The Pixar Touch by David A. Price

No critic rating

Waiting for minimum critic reviews

See 10 Critic Reviews

unrated

Synopsis

The Pixar Touch is a lively chronicle of Pixar Animation Studios' history and evolution, and the “fraternity of geeks” who shaped it. With the help of animating genius John Lasseter and visionary businessman Steve Jobs, Pixar has become the gold standard of animated filmmaking, beginning with a short special effects shot made at Lucasfilm in 1982 all the way up through the landmark films Toy Story, Finding Nemo, Wall-E, and others. David A. Price goes behind the scenes of the corporate feuds between Lasseter and his former champion, Jeffrey Katzenberg, as well as between Jobs and Michael Eisner. And finally he explores Pixar's complex relationship with the Walt Disney Company as it transformed itself into the $7.4 billion jewel in the Disney crown.


From the Trade Paperback edition.
 

About David A. Price

See more books from this Author
David A. Price was raised in Richmond, Virginia and was educated at the College of William and Mary, where he received his degree in computer science. He graduated from Harvard Law School and Cambridge University. Price has written for The Wall Street Journal, Investor's Business Daily, Business 2.0, The Washington Post, Forbes and Inc. and is the author of Love & Hate in Jamestown. Price lives with his wife and two sons in Washington, D.C.
 
Published May 13, 2008 by Vintage. 304 pages
Genres: Business & Economics, Computers & Technology, Humor & Entertainment, Arts & Photography, Science & Math. Non-fiction

Unrated Critic Reviews for The Pixar Touch

Kirkus Reviews

See more reviews from this publication

Lasseter, a dreamy California kid obsessed with juvenile Americana, emerges as this story’s hero: a tireless, passionate advocate of the possibilities of computer animation who applied the classic Disney lessons of emotional involvement, expressive characterization and solid storytelling to the n...

| Read Full Review of The Pixar Touch

The New York Times

See more reviews from this publication

Initially pleased with the lowball deal he forced Pixar to take to make “Toy Story,” he failed to realize Jobs was using Disney money to launch the Pixar brand — and the first truly potent competitor to Disney in animation.

Jun 22 2008 | Read Full Review of The Pixar Touch

Examiner

Price suggests that, despite and perhaps because of these and other serious setbacks, those who established and developed Pixar illustrate Joseph Schumpeter’s observation that successful innovation “is a feat not of intellect, but of will.” Finally, I admire Price’s skills when explaining the a...

Dec 01 2010 | Read Full Review of The Pixar Touch

AV Club

See more reviews from this publication

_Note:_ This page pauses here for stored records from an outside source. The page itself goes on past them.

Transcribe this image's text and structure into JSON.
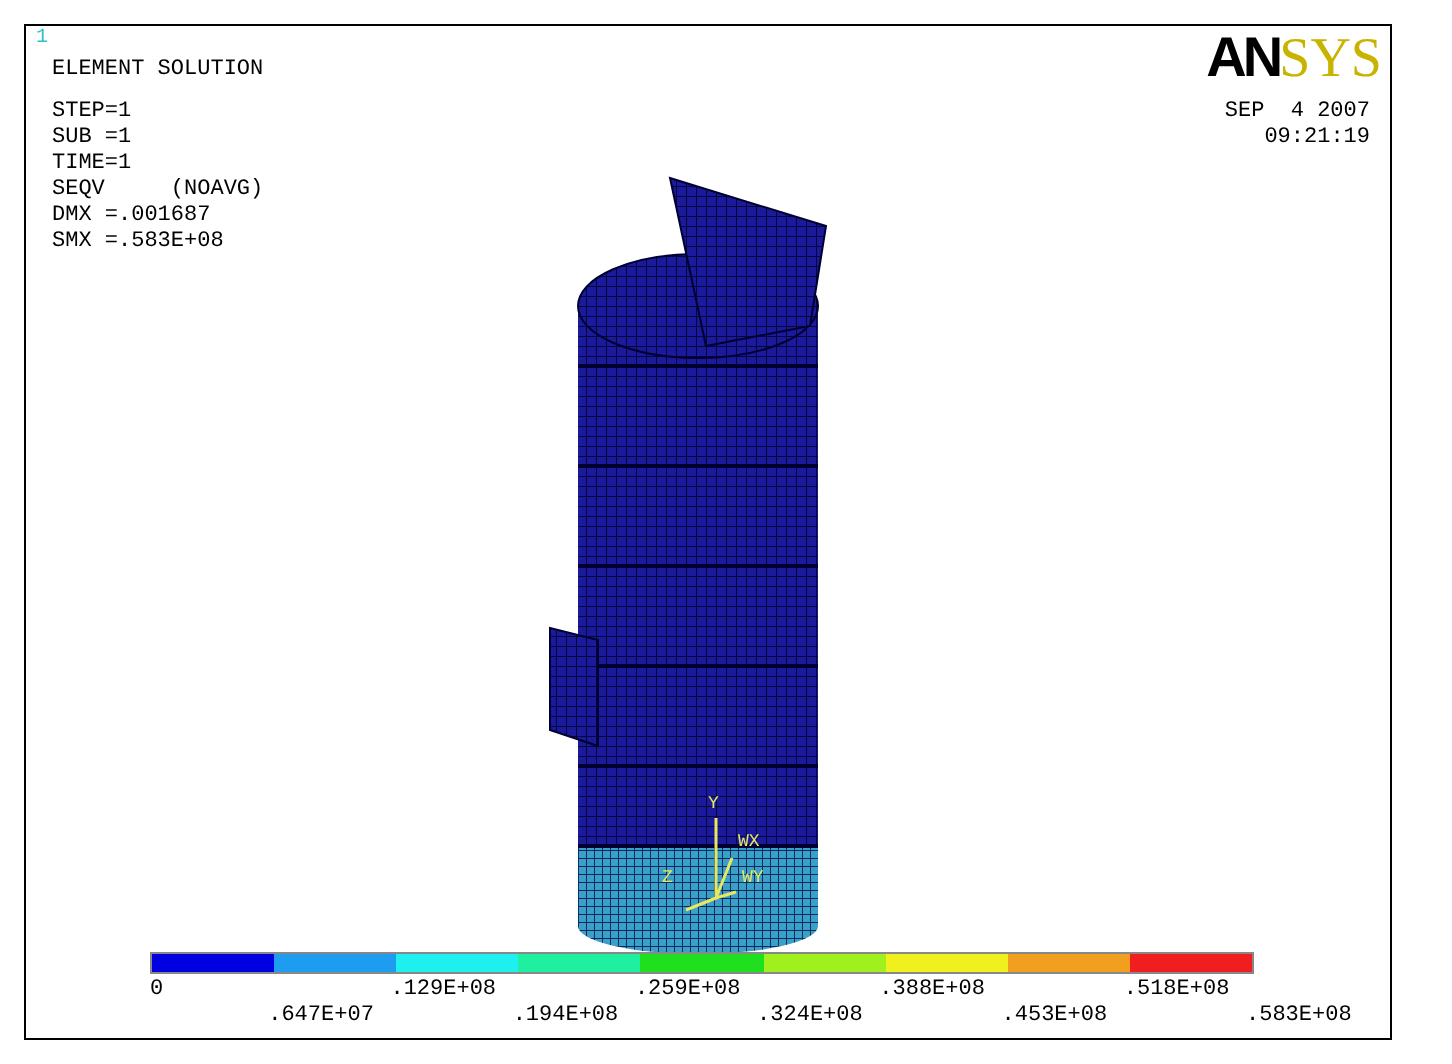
{
  "window_number": "1",
  "title": "ELEMENT SOLUTION",
  "info_lines": [
    "STEP=1",
    "SUB =1",
    "TIME=1",
    "SEQV     (NOAVG)",
    "DMX =.001687",
    "SMX =.583E+08"
  ],
  "logo": {
    "dark_part": "AN",
    "light_part": "SYS"
  },
  "date": "SEP  4 2007",
  "time": "09:21:19",
  "triad_labels": [
    "Y",
    "WX",
    "Z",
    "WY"
  ],
  "legend": {
    "colors": [
      {
        "color": "#0000e0"
      },
      {
        "color": "#1e9cf0"
      },
      {
        "color": "#1ef0f0"
      },
      {
        "color": "#1ef0a0"
      },
      {
        "color": "#1ee01e"
      },
      {
        "color": "#a0f01e"
      },
      {
        "color": "#f0f01e"
      },
      {
        "color": "#f0a01e"
      },
      {
        "color": "#f01e1e"
      }
    ],
    "labels": [
      "0",
      ".647E+07",
      ".129E+08",
      ".194E+08",
      ".259E+08",
      ".324E+08",
      ".388E+08",
      ".453E+08",
      ".518E+08",
      ".583E+08"
    ]
  }
}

Toy Story was still a Disney afterthought without even a toy-licensing deal to its name before it became the top-grossing film of 1995.) Price dwells on the lesser-known aspects of Pixar's early history, and is less interested in the very public life that the company has led since its mouse-...

Jun 11 2008 | Read Full Review of The Pixar Touch

Entertainment Weekly

Long before it defined CG-animation excellence with films like Toy Story and The Incredibles, Pixar was a scrappy graphics-software and computer-hardware company, constantly in danger of extinction.

May 20 2008 | Read Full Review of The Pixar Touch

Christian Science Monitor

It’s a rags-to-riches story, a classic example of the cream rising to the top.

Aug 07 2008 | Read Full Review of The Pixar Touch

Reason Magazine

Author David Price, whose degree is in the computer science in which Pixar’s success as the king of computer animation is rooted, doesn’t deliver much for the enthusiastic fans fascinated by the Pixar crew because of their filmic imagination.

Oct 03 2008 | Read Full Review of The Pixar Touch

Harvard Business Review

There was obviously Pixar, but also Walt Disney Animation, WDI [Walt Disney Imagineering, which designs the company’s theme parks], Industrial Light and Magic, Disney Interactive [Disney’s game division], and ESPN.

Apr 09 2014 | Read Full Review of The Pixar Touch

Harvard Business Review

When Stanford professors Robert Sutton and Hayagreeva "Huggy" Rao interviewed Pixar director Brad Bird with Allen Webb, Bird recounted being recruited to Pixar: "Steve Jobs, Ed Catmull, and John Lasseter said, in effect, 'The only thing we're afraid of is complacency, feeling like we have ...

Aug 06 2010 | Read Full Review of The Pixar Touch

Variety

"The Pixar Touch" could have more honestly been called "Pixar Through Alvy Ray Smith's Eyes."

Jun 06 2008 | Read Full Review of The Pixar Touch

Reader Rating for The Pixar Touch
81%

An aggregated and normalized score based on 95 user ratings from iDreamBooks & iTunes


Rate this book!

Add Review
×